Tuesday, May 6, 2014

Jazz Contrafacts - More Than Just Rhythm!

What's a contrafact? "In jazz, a melody built upon the chord progression of another piece (after contrafactum, in medieval and Renaissance music." - Grove Music Online (Oxford Music Online)

Many bebop and other types of contrafacts are based on very popular tunes from earlier eras. If you're developing jazz repertoire, it's a good idea to learn the original melodies as well as the contrafact compositions.
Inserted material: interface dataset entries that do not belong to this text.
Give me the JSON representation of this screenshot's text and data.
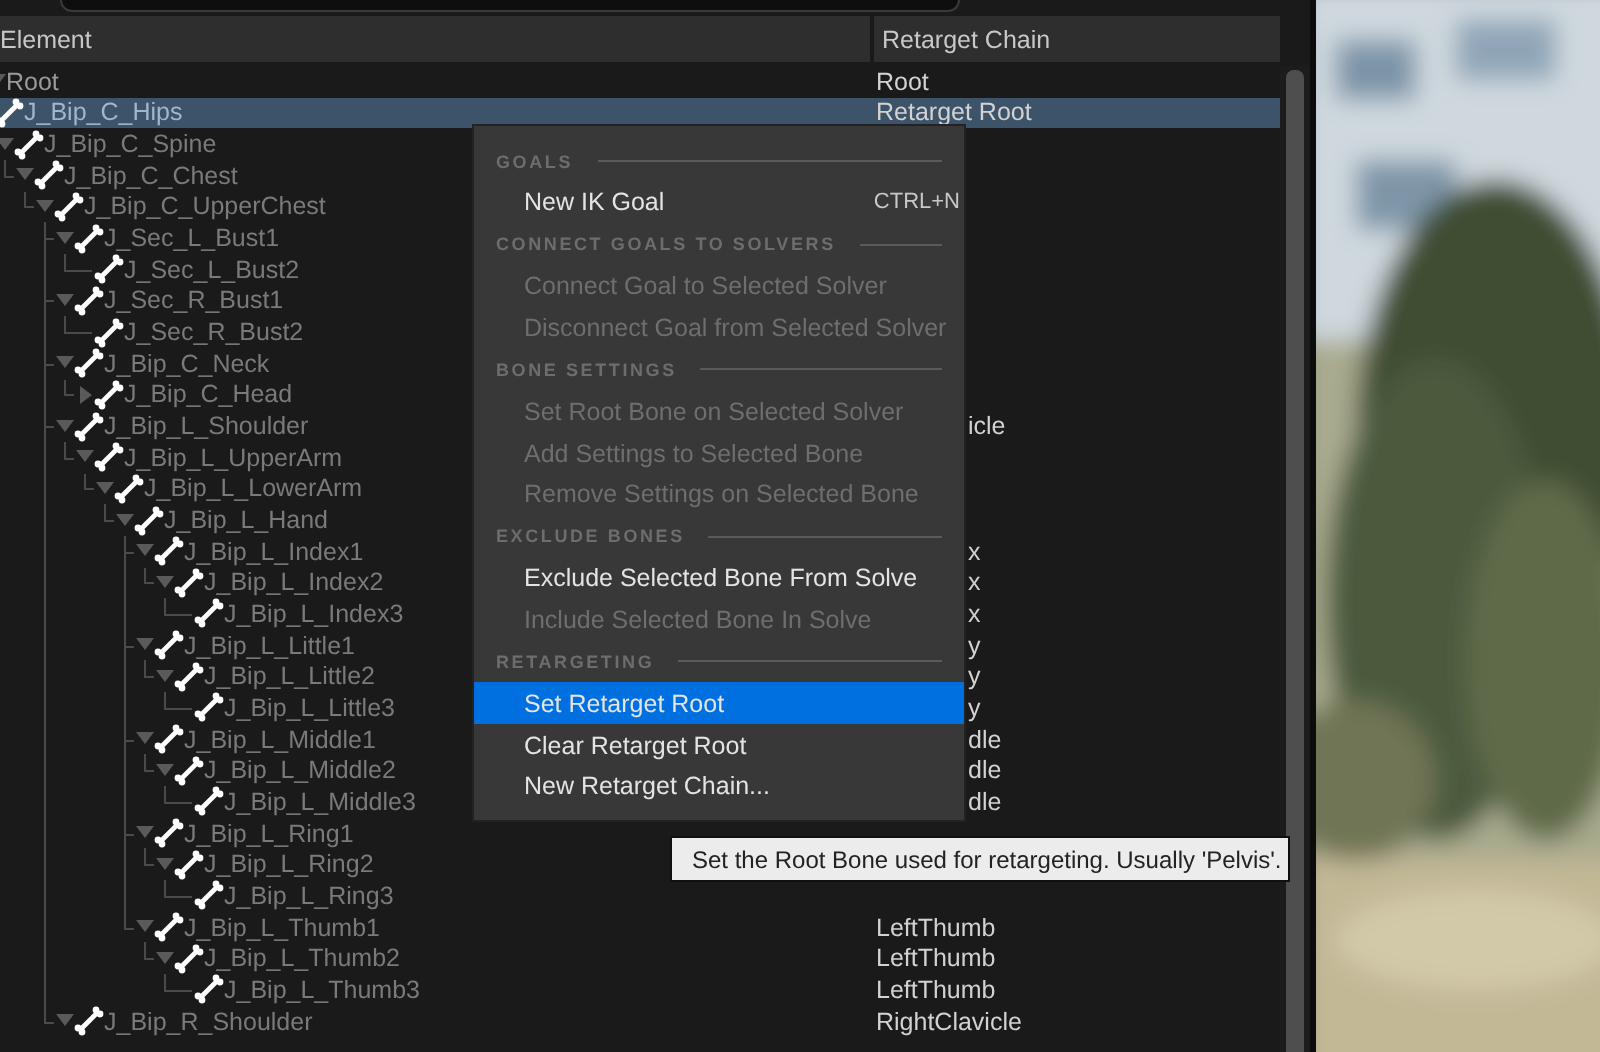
{
  "columns": [
    {
      "label": "Element"
    },
    {
      "label": "Retarget Chain"
    }
  ],
  "tree": {
    "name": "Root",
    "kind": "root",
    "expanded": true,
    "selected": false,
    "chain": "Root",
    "children": [
      {
        "name": "J_Bip_C_Hips",
        "kind": "bone",
        "selected": true,
        "chain": "Retarget Root",
        "children": [
          {
            "name": "J_Bip_C_Spine",
            "kind": "bone",
            "expanded": true,
            "selected": false,
            "children": [
              {
                "name": "J_Bip_C_Chest",
                "kind": "bone",
                "expanded": true,
                "selected": false,
                "children": [
                  {
                    "name": "J_Bip_C_UpperChest",
                    "kind": "bone",
                    "expanded": true,
                    "selected": false,
                    "children": [
                      {
                        "name": "J_Sec_L_Bust1",
                        "kind": "bone",
                        "expanded": true,
                        "selected": false,
                        "children": [
                          {
                            "name": "J_Sec_L_Bust2",
                            "kind": "bone",
                            "selected": false
                          }
                        ]
                      },
                      {
                        "name": "J_Sec_R_Bust1",
                        "kind": "bone",
                        "expanded": true,
                        "selected": false,
                        "children": [
                          {
                            "name": "J_Sec_R_Bust2",
                            "kind": "bone",
                            "selected": false
                          }
                        ]
                      },
                      {
                        "name": "J_Bip_C_Neck",
                        "kind": "bone",
                        "expanded": true,
                        "selected": false,
                        "children": [
                          {
                            "name": "J_Bip_C_Head",
                            "kind": "bone",
                            "expanded": false,
                            "selected": false
                          }
                        ]
                      },
                      {
                        "name": "J_Bip_L_Shoulder",
                        "kind": "bone",
                        "expanded": true,
                        "selected": false,
                        "chain": "icle",
                        "clipped": true,
                        "children": [
                          {
                            "name": "J_Bip_L_UpperArm",
                            "kind": "bone",
                            "expanded": true,
                            "selected": false,
                            "children": [
                              {
                                "name": "J_Bip_L_LowerArm",
                                "kind": "bone",
                                "expanded": true,
                                "selected": false,
                                "children": [
                                  {
                                    "name": "J_Bip_L_Hand",
                                    "kind": "bone",
                                    "expanded": true,
                                    "selected": false,
                                    "children": [
                                      {
                                        "name": "J_Bip_L_Index1",
                                        "kind": "bone",
                                        "expanded": true,
                                        "selected": false,
                                        "chain": "x",
                                        "clipped": true,
                                        "children": [
                                          {
                                            "name": "J_Bip_L_Index2",
                                            "kind": "bone",
                                            "expanded": true,
                                            "selected": false,
                                            "chain": "x",
                                            "clipped": true,
                                            "children": [
                                              {
                                                "name": "J_Bip_L_Index3",
                                                "kind": "bone",
                                                "selected": false,
                                                "chain": "x",
                                                "clipped": true
                                              }
                                            ]
                                          }
                                        ]
                                      },
                                      {
                                        "name": "J_Bip_L_Little1",
                                        "kind": "bone",
                                        "expanded": true,
                                        "selected": false,
                                        "chain": "y",
                                        "clipped": true,
                                        "children": [
                                          {
                                            "name": "J_Bip_L_Little2",
                                            "kind": "bone",
                                            "expanded": true,
                                            "selected": false,
                                            "chain": "y",
                                            "clipped": true,
                                            "children": [
                                              {
                                                "name": "J_Bip_L_Little3",
                                                "kind": "bone",
                                                "selected": false,
                                                "chain": "y",
                                                "clipped": true
                                              }
                                            ]
                                          }
                                        ]
                                      },
                                      {
                                        "name": "J_Bip_L_Middle1",
                                        "kind": "bone",
                                        "expanded": true,
                                        "selected": false,
                                        "chain": "dle",
                                        "clipped": true,
                                        "children": [
                                          {
                                            "name": "J_Bip_L_Middle2",
                                            "kind": "bone",
                                            "expanded": true,
                                            "selected": false,
                                            "chain": "dle",
                                            "clipped": true,
                                            "children": [
                                              {
                                                "name": "J_Bip_L_Middle3",
                                                "kind": "bone",
                                                "selected": false,
                                                "chain": "dle",
                                                "clipped": true
                                              }
                                            ]
                                          }
                                        ]
                                      },
                                      {
                                        "name": "J_Bip_L_Ring1",
                                        "kind": "bone",
                                        "expanded": true,
                                        "selected": false,
                                        "children": [
                                          {
                                            "name": "J_Bip_L_Ring2",
                                            "kind": "bone",
                                            "expanded": true,
                                            "selected": false,
                                            "children": [
                                              {
                                                "name": "J_Bip_L_Ring3",
                                                "kind": "bone",
                                                "selected": false
                                              }
                                            ]
                                          }
                                        ]
                                      },
                                      {
                                        "name": "J_Bip_L_Thumb1",
                                        "kind": "bone",
                                        "expanded": true,
                                        "selected": false,
                                        "chain": "LeftThumb",
                                        "children": [
                                          {
                                            "name": "J_Bip_L_Thumb2",
                                            "kind": "bone",
                                            "expanded": true,
                                            "selected": false,
                                            "chain": "LeftThumb",
                                            "children": [
                                              {
                                                "name": "J_Bip_L_Thumb3",
                                                "kind": "bone",
                                                "selected": false,
                                                "chain": "LeftThumb"
                                              }
                                            ]
                                          }
                                        ]
                                      }
                                    ]
                                  }
                                ]
                              }
                            ]
                          }
                        ]
                      },
                      {
                        "name": "J_Bip_R_Shoulder",
                        "kind": "bone",
                        "expanded": true,
                        "selected": false,
                        "chain": "RightClavicle"
                      }
                    ]
                  }
                ]
              }
            ]
          }
        ]
      }
    ]
  },
  "menu": {
    "sections": [
      {
        "title": "GOALS",
        "items": [
          {
            "label": "New IK Goal",
            "shortcut": "CTRL+N",
            "disabled": false,
            "selected": false
          }
        ]
      },
      {
        "title": "CONNECT GOALS TO SOLVERS",
        "items": [
          {
            "label": "Connect Goal to Selected Solver",
            "disabled": true,
            "selected": false
          },
          {
            "label": "Disconnect Goal from Selected Solver",
            "disabled": true,
            "selected": false
          }
        ]
      },
      {
        "title": "BONE SETTINGS",
        "items": [
          {
            "label": "Set Root Bone on Selected Solver",
            "disabled": true,
            "selected": false
          },
          {
            "label": "Add Settings to Selected Bone",
            "disabled": true,
            "selected": false
          },
          {
            "label": "Remove Settings on Selected Bone",
            "disabled": true,
            "selected": false
          }
        ]
      },
      {
        "title": "EXCLUDE BONES",
        "items": [
          {
            "label": "Exclude Selected Bone From Solve",
            "disabled": false,
            "selected": false
          },
          {
            "label": "Include Selected Bone In Solve",
            "disabled": true,
            "selected": false
          }
        ]
      },
      {
        "title": "RETARGETING",
        "items": [
          {
            "label": "Set Retarget Root",
            "disabled": false,
            "selected": true
          },
          {
            "label": "Clear Retarget Root",
            "disabled": false,
            "selected": false
          },
          {
            "label": "New Retarget Chain...",
            "disabled": false,
            "selected": false
          }
        ]
      }
    ]
  },
  "tooltip": "Set the Root Bone used for retargeting. Usually 'Pelvis'."
}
The most famous example is the entire genre we call "rhythm changes". These are all contrafacts on Gershwin's "I Got Rhythm." There are hundreds of examples.
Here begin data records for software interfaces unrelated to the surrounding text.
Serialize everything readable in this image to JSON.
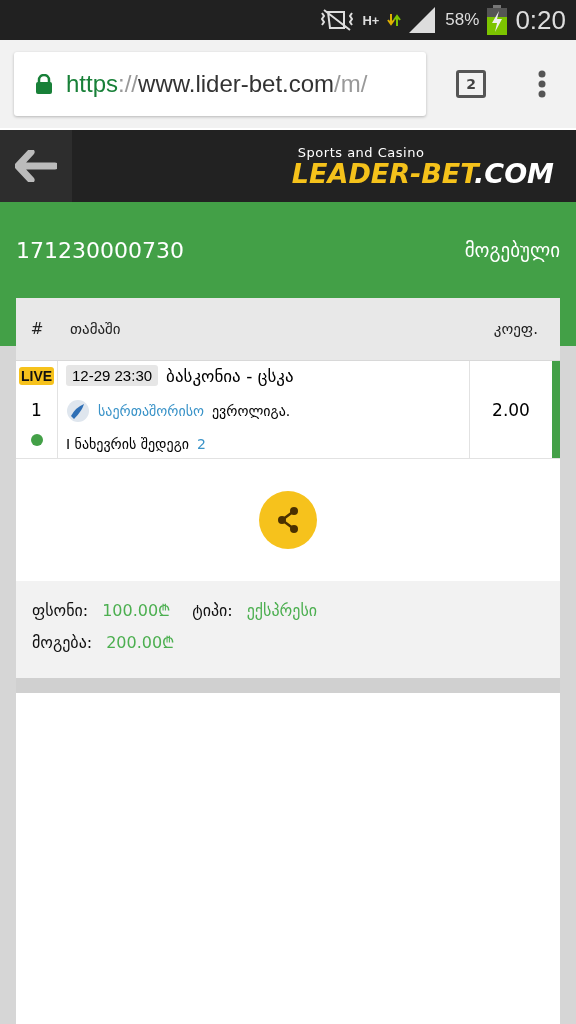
{
  "status_bar": {
    "network": "H+",
    "battery": "58%",
    "time": "0:20"
  },
  "browser": {
    "url_scheme": "https",
    "url_sep": "://",
    "url_host": "www.lider-bet.com",
    "url_path": "/m/",
    "tab_count": "2"
  },
  "header": {
    "tagline": "Sports and Casino",
    "logo_main": "LEADER-BET",
    "logo_suffix": ".COM"
  },
  "ticket": {
    "number": "171230000730",
    "status": "მოგებული"
  },
  "table": {
    "columns": [
      "#",
      "თამაში",
      "კოეფ."
    ],
    "rows": [
      {
        "live": "LIVE",
        "index": "1",
        "date": "12-29 23:30",
        "match": "ბასკონია - ცსკა",
        "category": "საერთაშორისო",
        "league": "ევროლიგა.",
        "market": "I ნახევრის შედეგი",
        "pick": "2",
        "odds": "2.00",
        "color": "#43a047"
      }
    ]
  },
  "summary": {
    "stake_label": "ფსონი:",
    "stake": "100.00₾",
    "type_label": "ტიპი:",
    "type": "ექსპრესი",
    "win_label": "მოგება:",
    "win": "200.00₾"
  }
}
To get started, check out this useful little list of jazz contrafacts from Wikipedia.

For example, Dizzy Gillespie's "Groovin' High" is based on Vincent Rose's "Whispering. There are scores of others. Check them out!
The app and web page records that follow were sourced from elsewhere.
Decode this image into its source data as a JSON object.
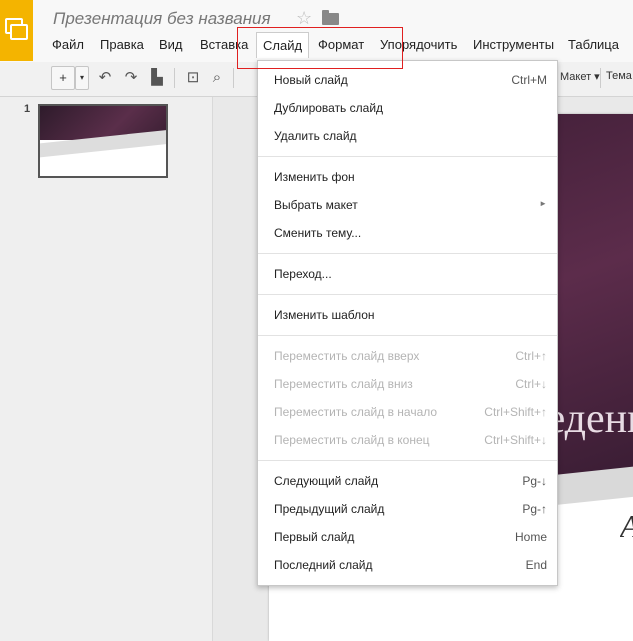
{
  "title": "Презентация без названия",
  "menu": [
    "Файл",
    "Правка",
    "Вид",
    "Вставка",
    "Слайд",
    "Формат",
    "Упорядочить",
    "Инструменты",
    "Таблица"
  ],
  "toolbar": {
    "plus": "+",
    "layout_label": "Макет ▾",
    "theme_label": "Тема"
  },
  "filmstrip": {
    "slide_number": "1"
  },
  "slide": {
    "title_fragment": "ведение",
    "subtitle_fragment": "A"
  },
  "slide_menu": {
    "groups": [
      [
        {
          "label": "Новый слайд",
          "shortcut": "Ctrl+M"
        },
        {
          "label": "Дублировать слайд",
          "shortcut": ""
        },
        {
          "label": "Удалить слайд",
          "shortcut": ""
        }
      ],
      [
        {
          "label": "Изменить фон",
          "shortcut": ""
        },
        {
          "label": "Выбрать макет",
          "shortcut": ""
        },
        {
          "label": "Сменить тему...",
          "shortcut": ""
        }
      ],
      [
        {
          "label": "Переход...",
          "shortcut": ""
        }
      ],
      [
        {
          "label": "Изменить шаблон",
          "shortcut": ""
        }
      ],
      [
        {
          "label": "Переместить слайд вверх",
          "shortcut": "Ctrl+↑"
        },
        {
          "label": "Переместить слайд вниз",
          "shortcut": "Ctrl+↓"
        },
        {
          "label": "Переместить слайд в начало",
          "shortcut": "Ctrl+Shift+↑"
        },
        {
          "label": "Переместить слайд в конец",
          "shortcut": "Ctrl+Shift+↓"
        }
      ],
      [
        {
          "label": "Следующий слайд",
          "shortcut": "Pg-↓"
        },
        {
          "label": "Предыдущий слайд",
          "shortcut": "Pg-↑"
        },
        {
          "label": "Первый слайд",
          "shortcut": "Home"
        },
        {
          "label": "Последний слайд",
          "shortcut": "End"
        }
      ]
    ]
  },
  "colors": {
    "app_icon": "#f4b400",
    "highlight": "#e02020",
    "slide_dark": "#4a2540"
  }
}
Some YouTube clips...
Here's a classic performance of "Groovin' High" by Charlie Parker and Gillespie in 1945.  Here's "Whispering" from Red Nichols and His Five Pennies in 1928. A beautiful vocal version of "Whispering" from Harry Belafonte. And a twangy and fun instrumental of "Whispering" from Les Paul and Mary Ford in 1951. Top it off with a quodlibet of "Groovin' High" and "Whispering" together with Phil Woods, Frank Wess, and Jon Faddis with the Barcelona Big Band. (And what's a quodlibet? You can look that one up yourself! :-)

1 comment:

  1. Another useful link with lists of tunes. Search "jazz contrafact" for more. http://www.jazzadvice.com/jazz-contrafacts-and-reharmonization-a-creative-approach-to-jazz-standards/